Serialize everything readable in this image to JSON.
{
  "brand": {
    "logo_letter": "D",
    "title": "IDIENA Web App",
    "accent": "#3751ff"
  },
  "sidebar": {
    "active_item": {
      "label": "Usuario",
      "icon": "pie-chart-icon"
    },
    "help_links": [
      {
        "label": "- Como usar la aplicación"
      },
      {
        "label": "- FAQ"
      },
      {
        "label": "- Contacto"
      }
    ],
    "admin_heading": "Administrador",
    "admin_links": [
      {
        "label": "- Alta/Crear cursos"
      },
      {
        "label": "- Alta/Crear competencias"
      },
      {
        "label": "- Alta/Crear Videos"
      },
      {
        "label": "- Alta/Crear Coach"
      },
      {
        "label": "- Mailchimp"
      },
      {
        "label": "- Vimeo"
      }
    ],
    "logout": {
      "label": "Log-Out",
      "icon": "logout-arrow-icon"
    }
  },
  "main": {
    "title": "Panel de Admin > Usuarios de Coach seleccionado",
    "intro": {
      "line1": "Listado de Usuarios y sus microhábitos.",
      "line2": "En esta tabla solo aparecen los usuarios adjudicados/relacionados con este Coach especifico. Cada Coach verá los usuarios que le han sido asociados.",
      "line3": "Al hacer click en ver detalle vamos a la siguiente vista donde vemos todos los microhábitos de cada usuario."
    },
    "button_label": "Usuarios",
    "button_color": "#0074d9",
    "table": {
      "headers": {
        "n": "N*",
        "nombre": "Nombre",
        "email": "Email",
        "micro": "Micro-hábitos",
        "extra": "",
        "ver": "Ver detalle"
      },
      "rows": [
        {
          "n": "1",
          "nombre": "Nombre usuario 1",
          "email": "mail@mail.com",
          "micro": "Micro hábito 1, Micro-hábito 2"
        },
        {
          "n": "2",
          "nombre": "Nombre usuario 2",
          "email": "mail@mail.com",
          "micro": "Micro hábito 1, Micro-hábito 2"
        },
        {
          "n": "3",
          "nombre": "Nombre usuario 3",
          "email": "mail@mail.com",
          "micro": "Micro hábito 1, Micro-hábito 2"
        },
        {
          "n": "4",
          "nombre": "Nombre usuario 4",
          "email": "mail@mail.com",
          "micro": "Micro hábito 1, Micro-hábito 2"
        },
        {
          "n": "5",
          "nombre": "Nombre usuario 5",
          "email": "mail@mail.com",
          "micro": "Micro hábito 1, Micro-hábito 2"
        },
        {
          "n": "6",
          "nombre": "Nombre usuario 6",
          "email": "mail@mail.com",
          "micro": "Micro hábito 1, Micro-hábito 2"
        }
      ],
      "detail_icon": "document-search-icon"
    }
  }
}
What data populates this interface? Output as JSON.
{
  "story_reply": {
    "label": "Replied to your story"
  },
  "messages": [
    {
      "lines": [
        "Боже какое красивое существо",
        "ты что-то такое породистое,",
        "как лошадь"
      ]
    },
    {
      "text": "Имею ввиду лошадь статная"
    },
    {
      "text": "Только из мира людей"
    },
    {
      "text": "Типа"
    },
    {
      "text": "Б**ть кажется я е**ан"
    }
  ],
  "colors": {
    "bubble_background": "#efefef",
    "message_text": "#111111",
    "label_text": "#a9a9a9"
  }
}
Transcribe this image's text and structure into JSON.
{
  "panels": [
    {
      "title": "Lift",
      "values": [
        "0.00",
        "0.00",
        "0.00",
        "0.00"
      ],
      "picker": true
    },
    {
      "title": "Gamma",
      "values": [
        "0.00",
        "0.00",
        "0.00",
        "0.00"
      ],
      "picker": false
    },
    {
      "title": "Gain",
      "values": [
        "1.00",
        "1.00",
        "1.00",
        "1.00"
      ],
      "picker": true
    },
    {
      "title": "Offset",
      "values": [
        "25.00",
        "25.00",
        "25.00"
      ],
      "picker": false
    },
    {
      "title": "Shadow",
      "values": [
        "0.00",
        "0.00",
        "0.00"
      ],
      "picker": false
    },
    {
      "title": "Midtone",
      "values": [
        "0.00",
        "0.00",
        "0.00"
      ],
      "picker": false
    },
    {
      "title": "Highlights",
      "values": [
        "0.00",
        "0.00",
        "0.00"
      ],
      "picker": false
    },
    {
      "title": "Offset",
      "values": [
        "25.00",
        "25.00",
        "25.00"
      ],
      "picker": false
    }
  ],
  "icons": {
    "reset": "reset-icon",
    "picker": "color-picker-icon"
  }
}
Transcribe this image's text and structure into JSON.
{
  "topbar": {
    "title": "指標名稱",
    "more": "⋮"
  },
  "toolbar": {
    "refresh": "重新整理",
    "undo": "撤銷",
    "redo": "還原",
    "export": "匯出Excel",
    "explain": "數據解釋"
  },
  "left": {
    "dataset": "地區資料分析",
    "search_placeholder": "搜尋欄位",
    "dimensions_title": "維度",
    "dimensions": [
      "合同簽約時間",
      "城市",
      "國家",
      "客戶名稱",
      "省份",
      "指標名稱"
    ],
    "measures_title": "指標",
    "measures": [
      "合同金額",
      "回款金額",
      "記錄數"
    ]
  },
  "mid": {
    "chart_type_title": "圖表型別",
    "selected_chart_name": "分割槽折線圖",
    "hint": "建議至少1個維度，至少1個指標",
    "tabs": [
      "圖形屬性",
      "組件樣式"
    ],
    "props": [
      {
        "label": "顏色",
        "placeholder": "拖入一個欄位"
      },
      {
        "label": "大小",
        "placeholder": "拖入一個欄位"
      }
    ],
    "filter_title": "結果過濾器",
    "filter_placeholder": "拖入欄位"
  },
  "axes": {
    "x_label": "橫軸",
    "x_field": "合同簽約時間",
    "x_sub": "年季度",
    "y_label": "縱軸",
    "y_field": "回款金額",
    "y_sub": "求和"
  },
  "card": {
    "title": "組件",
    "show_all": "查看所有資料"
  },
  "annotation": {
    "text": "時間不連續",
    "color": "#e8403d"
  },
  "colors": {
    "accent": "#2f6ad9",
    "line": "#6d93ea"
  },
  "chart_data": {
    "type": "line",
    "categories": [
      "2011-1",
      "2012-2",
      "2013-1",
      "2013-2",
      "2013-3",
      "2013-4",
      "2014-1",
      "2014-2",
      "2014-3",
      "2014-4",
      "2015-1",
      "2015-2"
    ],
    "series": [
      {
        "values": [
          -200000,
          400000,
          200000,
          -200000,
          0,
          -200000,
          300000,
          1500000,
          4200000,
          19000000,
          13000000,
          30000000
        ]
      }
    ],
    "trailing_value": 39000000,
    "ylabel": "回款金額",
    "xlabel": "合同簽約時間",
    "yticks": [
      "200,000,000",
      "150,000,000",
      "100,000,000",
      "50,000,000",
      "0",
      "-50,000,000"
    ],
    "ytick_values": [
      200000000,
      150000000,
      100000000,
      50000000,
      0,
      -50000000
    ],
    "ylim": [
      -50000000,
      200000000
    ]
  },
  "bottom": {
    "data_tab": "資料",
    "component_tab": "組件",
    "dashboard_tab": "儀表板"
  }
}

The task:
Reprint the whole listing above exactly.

Reply:
Serialize everything readable in this image to JSON.
{
  "brand": {
    "logo_letter": "D",
    "title": "IDIENA Web App",
    "accent": "#3751ff"
  },
  "sidebar": {
    "active_item": {
      "label": "Usuario",
      "icon": "pie-chart-icon"
    },
    "help_links": [
      {
        "label": "- Como usar la aplicación"
      },
      {
        "label": "- FAQ"
      },
      {
        "label": "- Contacto"
      }
    ],
    "admin_heading": "Administrador",
    "admin_links": [
      {
        "label": "- Alta/Crear cursos"
      },
      {
        "label": "- Alta/Crear competencias"
      },
      {
        "label": "- Alta/Crear Videos"
      },
      {
        "label": "- Alta/Crear Coach"
      },
      {
        "label": "- Mailchimp"
      },
      {
        "label": "- Vimeo"
      }
    ],
    "logout": {
      "label": "Log-Out",
      "icon": "logout-arrow-icon"
    }
  },
  "main": {
    "title": "Panel de Admin > Usuarios de Coach seleccionado",
    "intro": {
      "line1": "Listado de Usuarios y sus microhábitos.",
      "line2": "En esta tabla solo aparecen los usuarios adjudicados/relacionados con este Coach especifico. Cada Coach verá los usuarios que le han sido asociados.",
      "line3": "Al hacer click en ver detalle vamos a la siguiente vista donde vemos todos los microhábitos de cada usuario."
    },
    "button_label": "Usuarios",
    "button_color": "#0074d9",
    "table": {
      "headers": {
        "n": "N*",
        "nombre": "Nombre",
        "email": "Email",
        "micro": "Micro-hábitos",
        "extra": "",
        "ver": "Ver detalle"
      },
      "rows": [
        {
          "n": "1",
          "nombre": "Nombre usuario 1",
          "email": "mail@mail.com",
          "micro": "Micro hábito 1, Micro-hábito 2"
        },
        {
          "n": "2",
          "nombre": "Nombre usuario 2",
          "email": "mail@mail.com",
          "micro": "Micro hábito 1, Micro-hábito 2"
        },
        {
          "n": "3",
          "nombre": "Nombre usuario 3",
          "email": "mail@mail.com",
          "micro": "Micro hábito 1, Micro-hábito 2"
        },
        {
          "n": "4",
          "nombre": "Nombre usuario 4",
          "email": "mail@mail.com",
          "micro": "Micro hábito 1, Micro-hábito 2"
        },
        {
          "n": "5",
          "nombre": "Nombre usuario 5",
          "email": "mail@mail.com",
          "micro": "Micro hábito 1, Micro-hábito 2"
        },
        {
          "n": "6",
          "nombre": "Nombre usuario 6",
          "email": "mail@mail.com",
          "micro": "Micro hábito 1, Micro-hábito 2"
        }
      ],
      "detail_icon": "document-search-icon"
    }
  }
}
What data populates this interface? Output as JSON.
{
  "story_reply": {
    "label": "Replied to your story"
  },
  "messages": [
    {
      "lines": [
        "Боже какое красивое существо",
        "ты что-то такое породистое,",
        "как лошадь"
      ]
    },
    {
      "text": "Имею ввиду лошадь статная"
    },
    {
      "text": "Только из мира людей"
    },
    {
      "text": "Типа"
    },
    {
      "text": "Б**ть кажется я е**ан"
    }
  ],
  "colors": {
    "bubble_background": "#efefef",
    "message_text": "#111111",
    "label_text": "#a9a9a9"
  }
}
Transcribe this image's text and structure into JSON.
{
  "panels": [
    {
      "title": "Lift",
      "values": [
        "0.00",
        "0.00",
        "0.00",
        "0.00"
      ],
      "picker": true
    },
    {
      "title": "Gamma",
      "values": [
        "0.00",
        "0.00",
        "0.00",
        "0.00"
      ],
      "picker": false
    },
    {
      "title": "Gain",
      "values": [
        "1.00",
        "1.00",
        "1.00",
        "1.00"
      ],
      "picker": true
    },
    {
      "title": "Offset",
      "values": [
        "25.00",
        "25.00",
        "25.00"
      ],
      "picker": false
    },
    {
      "title": "Shadow",
      "values": [
        "0.00",
        "0.00",
        "0.00"
      ],
      "picker": false
    },
    {
      "title": "Midtone",
      "values": [
        "0.00",
        "0.00",
        "0.00"
      ],
      "picker": false
    },
    {
      "title": "Highlights",
      "values": [
        "0.00",
        "0.00",
        "0.00"
      ],
      "picker": false
    },
    {
      "title": "Offset",
      "values": [
        "25.00",
        "25.00",
        "25.00"
      ],
      "picker": false
    }
  ],
  "icons": {
    "reset": "reset-icon",
    "picker": "color-picker-icon"
  }
}
Transcribe this image's text and structure into JSON.
{
  "topbar": {
    "title": "指標名稱",
    "more": "⋮"
  },
  "toolbar": {
    "refresh": "重新整理",
    "undo": "撤銷",
    "redo": "還原",
    "export": "匯出Excel",
    "explain": "數據解釋"
  },
  "left": {
    "dataset": "地區資料分析",
    "search_placeholder": "搜尋欄位",
    "dimensions_title": "維度",
    "dimensions": [
      "合同簽約時間",
      "城市",
      "國家",
      "客戶名稱",
      "省份",
      "指標名稱"
    ],
    "measures_title": "指標",
    "measures": [
      "合同金額",
      "回款金額",
      "記錄數"
    ]
  },
  "mid": {
    "chart_type_title": "圖表型別",
    "selected_chart_name": "分割槽折線圖",
    "hint": "建議至少1個維度，至少1個指標",
    "tabs": [
      "圖形屬性",
      "組件樣式"
    ],
    "props": [
      {
        "label": "顏色",
        "placeholder": "拖入一個欄位"
      },
      {
        "label": "大小",
        "placeholder": "拖入一個欄位"
      }
    ],
    "filter_title": "結果過濾器",
    "filter_placeholder": "拖入欄位"
  },
  "axes": {
    "x_label": "橫軸",
    "x_field": "合同簽約時間",
    "x_sub": "年季度",
    "y_label": "縱軸",
    "y_field": "回款金額",
    "y_sub": "求和"
  },
  "card": {
    "title": "組件",
    "show_all": "查看所有資料"
  },
  "annotation": {
    "text": "時間不連續",
    "color": "#e8403d"
  },
  "colors": {
    "accent": "#2f6ad9",
    "line": "#6d93ea"
  },
  "chart_data": {
    "type": "line",
    "categories": [
      "2011-1",
      "2012-2",
      "2013-1",
      "2013-2",
      "2013-3",
      "2013-4",
      "2014-1",
      "2014-2",
      "2014-3",
      "2014-4",
      "2015-1",
      "2015-2"
    ],
    "series": [
      {
        "values": [
          -200000,
          400000,
          200000,
          -200000,
          0,
          -200000,
          300000,
          1500000,
          4200000,
          19000000,
          13000000,
          30000000
        ]
      }
    ],
    "trailing_value": 39000000,
    "ylabel": "回款金額",
    "xlabel": "合同簽約時間",
    "yticks": [
      "200,000,000",
      "150,000,000",
      "100,000,000",
      "50,000,000",
      "0",
      "-50,000,000"
    ],
    "ytick_values": [
      200000000,
      150000000,
      100000000,
      50000000,
      0,
      -50000000
    ],
    "ylim": [
      -50000000,
      200000000
    ]
  },
  "bottom": {
    "data_tab": "資料",
    "component_tab": "組件",
    "dashboard_tab": "儀表板"
  }
}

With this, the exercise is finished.